Please advice or having the idea related to DEVELOPMENT ALLOWANCE
2nd May 2019 From India, Shimla
I had attended a grievance program in Bangalore regarding the recent changes in the PF and PF assistant commission was the key answer person in the program.

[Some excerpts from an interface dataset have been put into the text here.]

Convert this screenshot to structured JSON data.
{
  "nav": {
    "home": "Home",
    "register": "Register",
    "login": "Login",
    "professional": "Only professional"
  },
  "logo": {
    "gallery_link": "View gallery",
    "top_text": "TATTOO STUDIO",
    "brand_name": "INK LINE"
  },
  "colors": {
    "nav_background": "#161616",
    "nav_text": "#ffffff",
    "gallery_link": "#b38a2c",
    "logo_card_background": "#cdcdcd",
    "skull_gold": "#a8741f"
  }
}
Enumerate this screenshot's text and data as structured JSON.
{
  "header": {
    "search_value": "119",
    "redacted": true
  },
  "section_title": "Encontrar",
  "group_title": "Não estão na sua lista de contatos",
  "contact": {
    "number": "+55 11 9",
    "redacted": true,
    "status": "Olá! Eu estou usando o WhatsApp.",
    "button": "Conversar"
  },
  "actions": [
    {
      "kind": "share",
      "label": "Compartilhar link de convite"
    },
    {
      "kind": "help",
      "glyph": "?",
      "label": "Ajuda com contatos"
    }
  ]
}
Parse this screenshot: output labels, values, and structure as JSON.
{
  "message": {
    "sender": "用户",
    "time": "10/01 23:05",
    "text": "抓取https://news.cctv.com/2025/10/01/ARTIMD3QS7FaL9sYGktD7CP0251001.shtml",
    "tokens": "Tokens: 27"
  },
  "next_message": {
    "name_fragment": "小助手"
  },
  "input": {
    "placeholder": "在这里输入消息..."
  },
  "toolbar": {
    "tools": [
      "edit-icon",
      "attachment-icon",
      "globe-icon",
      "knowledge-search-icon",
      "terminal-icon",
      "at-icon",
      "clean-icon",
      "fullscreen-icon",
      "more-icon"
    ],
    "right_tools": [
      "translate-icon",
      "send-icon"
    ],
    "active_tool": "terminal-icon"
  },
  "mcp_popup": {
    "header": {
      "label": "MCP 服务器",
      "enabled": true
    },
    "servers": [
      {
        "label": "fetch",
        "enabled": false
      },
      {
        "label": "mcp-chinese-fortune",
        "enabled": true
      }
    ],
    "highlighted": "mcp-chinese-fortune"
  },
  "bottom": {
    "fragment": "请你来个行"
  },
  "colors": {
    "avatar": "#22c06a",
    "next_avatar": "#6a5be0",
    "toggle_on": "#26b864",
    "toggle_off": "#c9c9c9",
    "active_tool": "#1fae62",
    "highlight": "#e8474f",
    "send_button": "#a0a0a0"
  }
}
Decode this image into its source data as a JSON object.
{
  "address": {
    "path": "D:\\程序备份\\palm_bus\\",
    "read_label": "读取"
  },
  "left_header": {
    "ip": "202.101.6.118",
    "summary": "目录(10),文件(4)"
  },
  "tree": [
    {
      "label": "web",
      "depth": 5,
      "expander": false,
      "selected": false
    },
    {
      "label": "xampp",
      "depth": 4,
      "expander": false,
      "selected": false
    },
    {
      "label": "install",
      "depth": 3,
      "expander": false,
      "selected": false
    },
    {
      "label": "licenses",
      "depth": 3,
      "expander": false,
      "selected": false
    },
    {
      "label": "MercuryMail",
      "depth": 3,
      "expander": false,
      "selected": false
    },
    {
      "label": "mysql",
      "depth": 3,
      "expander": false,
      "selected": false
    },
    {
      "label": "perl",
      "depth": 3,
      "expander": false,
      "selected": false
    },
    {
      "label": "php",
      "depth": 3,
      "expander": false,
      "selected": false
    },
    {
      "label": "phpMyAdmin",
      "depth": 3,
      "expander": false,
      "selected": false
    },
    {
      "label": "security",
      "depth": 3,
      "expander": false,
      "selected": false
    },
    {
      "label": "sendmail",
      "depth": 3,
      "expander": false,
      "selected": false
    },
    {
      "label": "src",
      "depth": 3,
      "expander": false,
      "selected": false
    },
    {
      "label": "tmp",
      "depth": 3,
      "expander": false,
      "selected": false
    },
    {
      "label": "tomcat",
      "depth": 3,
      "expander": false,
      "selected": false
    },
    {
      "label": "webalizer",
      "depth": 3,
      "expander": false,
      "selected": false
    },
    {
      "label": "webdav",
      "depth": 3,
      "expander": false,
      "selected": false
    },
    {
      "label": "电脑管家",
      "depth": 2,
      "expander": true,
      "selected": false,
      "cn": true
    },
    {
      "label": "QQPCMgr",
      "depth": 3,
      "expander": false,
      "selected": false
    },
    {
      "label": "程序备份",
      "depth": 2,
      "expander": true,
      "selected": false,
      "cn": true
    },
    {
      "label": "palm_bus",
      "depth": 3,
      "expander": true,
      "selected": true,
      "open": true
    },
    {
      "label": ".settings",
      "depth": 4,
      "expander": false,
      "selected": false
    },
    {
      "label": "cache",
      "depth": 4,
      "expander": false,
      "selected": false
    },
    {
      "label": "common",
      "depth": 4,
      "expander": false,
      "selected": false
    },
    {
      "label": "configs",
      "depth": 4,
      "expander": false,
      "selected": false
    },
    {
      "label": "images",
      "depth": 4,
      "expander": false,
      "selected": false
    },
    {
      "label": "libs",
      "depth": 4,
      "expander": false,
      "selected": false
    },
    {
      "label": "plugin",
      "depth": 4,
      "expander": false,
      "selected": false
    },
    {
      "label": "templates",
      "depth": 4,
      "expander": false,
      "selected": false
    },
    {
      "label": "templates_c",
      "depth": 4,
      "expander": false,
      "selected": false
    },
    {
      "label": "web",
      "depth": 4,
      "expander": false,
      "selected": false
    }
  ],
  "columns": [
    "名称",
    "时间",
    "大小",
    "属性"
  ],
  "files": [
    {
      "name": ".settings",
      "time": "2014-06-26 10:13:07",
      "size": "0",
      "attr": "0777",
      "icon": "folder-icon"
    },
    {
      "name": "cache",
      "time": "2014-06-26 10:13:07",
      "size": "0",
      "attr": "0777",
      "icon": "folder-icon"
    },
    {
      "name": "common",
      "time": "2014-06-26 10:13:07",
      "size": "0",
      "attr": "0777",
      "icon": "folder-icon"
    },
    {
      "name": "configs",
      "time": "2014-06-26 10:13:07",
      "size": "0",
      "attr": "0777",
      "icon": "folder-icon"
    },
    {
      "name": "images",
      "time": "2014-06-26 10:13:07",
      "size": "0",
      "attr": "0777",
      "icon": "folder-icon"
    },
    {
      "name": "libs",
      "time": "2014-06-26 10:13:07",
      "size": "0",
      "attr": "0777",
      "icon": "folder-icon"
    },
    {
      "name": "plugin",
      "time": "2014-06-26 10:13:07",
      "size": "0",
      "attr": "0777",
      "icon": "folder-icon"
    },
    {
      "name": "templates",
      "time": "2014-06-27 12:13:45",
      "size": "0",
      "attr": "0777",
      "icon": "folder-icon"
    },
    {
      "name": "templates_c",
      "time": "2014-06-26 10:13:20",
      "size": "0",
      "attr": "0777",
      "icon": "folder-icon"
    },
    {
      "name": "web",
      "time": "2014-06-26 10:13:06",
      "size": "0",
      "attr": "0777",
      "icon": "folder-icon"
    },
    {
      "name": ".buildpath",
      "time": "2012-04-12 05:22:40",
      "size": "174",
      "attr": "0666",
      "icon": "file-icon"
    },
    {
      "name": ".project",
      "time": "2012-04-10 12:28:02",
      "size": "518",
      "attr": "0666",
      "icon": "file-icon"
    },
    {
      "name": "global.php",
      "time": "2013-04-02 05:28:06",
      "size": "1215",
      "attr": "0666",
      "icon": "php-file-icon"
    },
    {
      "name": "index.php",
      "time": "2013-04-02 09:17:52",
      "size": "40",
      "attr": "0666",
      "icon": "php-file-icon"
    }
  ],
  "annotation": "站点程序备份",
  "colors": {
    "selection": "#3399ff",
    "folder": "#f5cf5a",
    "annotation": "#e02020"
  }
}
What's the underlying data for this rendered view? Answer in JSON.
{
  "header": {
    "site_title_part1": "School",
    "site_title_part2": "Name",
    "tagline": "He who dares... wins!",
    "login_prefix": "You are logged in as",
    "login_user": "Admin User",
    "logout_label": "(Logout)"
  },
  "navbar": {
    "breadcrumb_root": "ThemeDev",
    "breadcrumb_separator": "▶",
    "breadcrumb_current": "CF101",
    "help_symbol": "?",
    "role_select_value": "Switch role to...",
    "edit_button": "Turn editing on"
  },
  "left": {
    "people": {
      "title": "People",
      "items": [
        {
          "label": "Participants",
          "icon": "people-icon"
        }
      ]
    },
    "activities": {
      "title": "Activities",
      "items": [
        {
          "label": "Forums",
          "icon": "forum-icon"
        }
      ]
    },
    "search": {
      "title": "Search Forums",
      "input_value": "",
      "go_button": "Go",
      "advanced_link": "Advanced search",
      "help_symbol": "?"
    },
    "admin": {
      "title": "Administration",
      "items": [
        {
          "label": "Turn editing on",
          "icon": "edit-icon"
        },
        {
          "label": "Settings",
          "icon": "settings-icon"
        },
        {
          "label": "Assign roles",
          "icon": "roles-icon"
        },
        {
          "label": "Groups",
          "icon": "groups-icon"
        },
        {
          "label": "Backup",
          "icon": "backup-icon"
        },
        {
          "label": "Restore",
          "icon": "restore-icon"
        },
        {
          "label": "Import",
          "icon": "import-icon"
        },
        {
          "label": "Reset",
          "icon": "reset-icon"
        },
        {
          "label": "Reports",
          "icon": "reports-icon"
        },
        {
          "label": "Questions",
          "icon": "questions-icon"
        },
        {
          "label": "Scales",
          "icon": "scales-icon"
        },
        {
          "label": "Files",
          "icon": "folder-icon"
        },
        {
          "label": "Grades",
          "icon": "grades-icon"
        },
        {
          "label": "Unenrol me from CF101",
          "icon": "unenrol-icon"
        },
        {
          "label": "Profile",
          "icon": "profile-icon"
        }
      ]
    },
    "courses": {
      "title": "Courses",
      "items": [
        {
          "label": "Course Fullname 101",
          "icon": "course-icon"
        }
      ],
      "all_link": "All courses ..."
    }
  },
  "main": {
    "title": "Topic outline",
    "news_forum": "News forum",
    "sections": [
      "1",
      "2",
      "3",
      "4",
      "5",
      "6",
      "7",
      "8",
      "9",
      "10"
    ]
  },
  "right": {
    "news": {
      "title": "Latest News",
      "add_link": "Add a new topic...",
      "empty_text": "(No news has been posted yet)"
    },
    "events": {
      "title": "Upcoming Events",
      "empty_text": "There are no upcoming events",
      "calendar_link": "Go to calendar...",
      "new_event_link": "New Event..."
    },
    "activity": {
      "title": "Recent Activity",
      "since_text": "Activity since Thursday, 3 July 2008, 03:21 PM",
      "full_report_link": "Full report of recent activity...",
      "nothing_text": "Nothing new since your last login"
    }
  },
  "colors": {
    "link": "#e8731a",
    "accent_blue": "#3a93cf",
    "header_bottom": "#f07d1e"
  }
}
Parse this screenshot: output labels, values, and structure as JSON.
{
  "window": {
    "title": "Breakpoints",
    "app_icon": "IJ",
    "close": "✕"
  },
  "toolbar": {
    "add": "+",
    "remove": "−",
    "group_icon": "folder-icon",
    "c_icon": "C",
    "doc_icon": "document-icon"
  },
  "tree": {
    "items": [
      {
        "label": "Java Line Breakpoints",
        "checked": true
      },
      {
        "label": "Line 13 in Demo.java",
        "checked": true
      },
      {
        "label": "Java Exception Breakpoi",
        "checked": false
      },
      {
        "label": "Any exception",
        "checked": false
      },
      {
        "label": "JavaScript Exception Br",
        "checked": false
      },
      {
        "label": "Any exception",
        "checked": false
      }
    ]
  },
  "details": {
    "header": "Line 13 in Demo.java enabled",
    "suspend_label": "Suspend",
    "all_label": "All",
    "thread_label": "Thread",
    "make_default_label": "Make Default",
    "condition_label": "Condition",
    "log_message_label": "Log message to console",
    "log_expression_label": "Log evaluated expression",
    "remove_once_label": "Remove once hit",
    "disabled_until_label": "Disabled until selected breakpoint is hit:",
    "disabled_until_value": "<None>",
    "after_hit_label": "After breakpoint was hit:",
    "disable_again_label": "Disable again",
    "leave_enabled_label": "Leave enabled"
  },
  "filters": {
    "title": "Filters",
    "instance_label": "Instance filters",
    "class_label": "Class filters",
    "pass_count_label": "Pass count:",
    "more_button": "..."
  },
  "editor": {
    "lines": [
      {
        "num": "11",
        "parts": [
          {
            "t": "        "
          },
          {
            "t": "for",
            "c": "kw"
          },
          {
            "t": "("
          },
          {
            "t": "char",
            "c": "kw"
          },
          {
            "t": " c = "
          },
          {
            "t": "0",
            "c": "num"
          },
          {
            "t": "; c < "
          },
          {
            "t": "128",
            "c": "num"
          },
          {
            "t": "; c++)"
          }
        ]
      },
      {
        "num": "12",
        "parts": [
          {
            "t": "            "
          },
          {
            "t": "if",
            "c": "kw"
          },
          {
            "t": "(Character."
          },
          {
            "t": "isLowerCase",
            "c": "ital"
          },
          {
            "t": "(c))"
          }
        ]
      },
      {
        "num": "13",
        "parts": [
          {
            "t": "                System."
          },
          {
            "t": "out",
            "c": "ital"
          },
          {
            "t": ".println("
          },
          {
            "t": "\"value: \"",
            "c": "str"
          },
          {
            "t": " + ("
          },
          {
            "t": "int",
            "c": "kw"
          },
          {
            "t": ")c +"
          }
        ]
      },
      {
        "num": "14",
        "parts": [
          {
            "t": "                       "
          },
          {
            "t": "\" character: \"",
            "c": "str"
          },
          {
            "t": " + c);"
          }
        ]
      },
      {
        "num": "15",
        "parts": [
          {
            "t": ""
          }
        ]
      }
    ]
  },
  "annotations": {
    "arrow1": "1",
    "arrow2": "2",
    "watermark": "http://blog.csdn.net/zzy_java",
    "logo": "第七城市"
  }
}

He confirmed that HRA components will not attract the PF. Many has raised the question about fixing the HRA percentage. since there is no proper rule for salary structure, he said it will be case to case basis.
as per my knowledge, salary components vary case to case basis. i.e. Salary components will differ where a company located in cities, villages, hilly areas or costal areas. for example, HRA cannot be same for the company which is situated in City and villages. usually in towns Rent will be more. we have to fix HRA more in this places. we have to consider Income Tax treatment also. if HRA is less than the actual rent paid then it will be affected to claim HRA exemption in IT. all these issues only for those who is drawing salary less than 15K. My suggestion is you can fix HRA 20%-40% of gross (24% is safest since Govt organization in Bangalore maintain the same) if you are in town. frankly speaking, PF official has the power to raise the question about your salary components. you should have the proper justification about your policy.
3rd May 2019 From India, Bengaluru
Our company is situated at panchkula city of we can keep 60% basic of gross salary and 40% hra of gross salary it is admissible or not kindly share if you have any idea about development allowance . i am waiting for your valuable suggestion please
3rd May 2019 From India
whether the cost of living in your city is more.? as of my knowledge, the city Panchkula is a small city comparatively living cost also will be less(assumption). My suggestion is, you can fix HRA 30%. it is better to consult your PF office regarding HRA and development allowance for more clarity. because they are the authority to inspect your organization.
3rd May 2019 From India, Bengaluru
29th May 2019 From India, Bangalore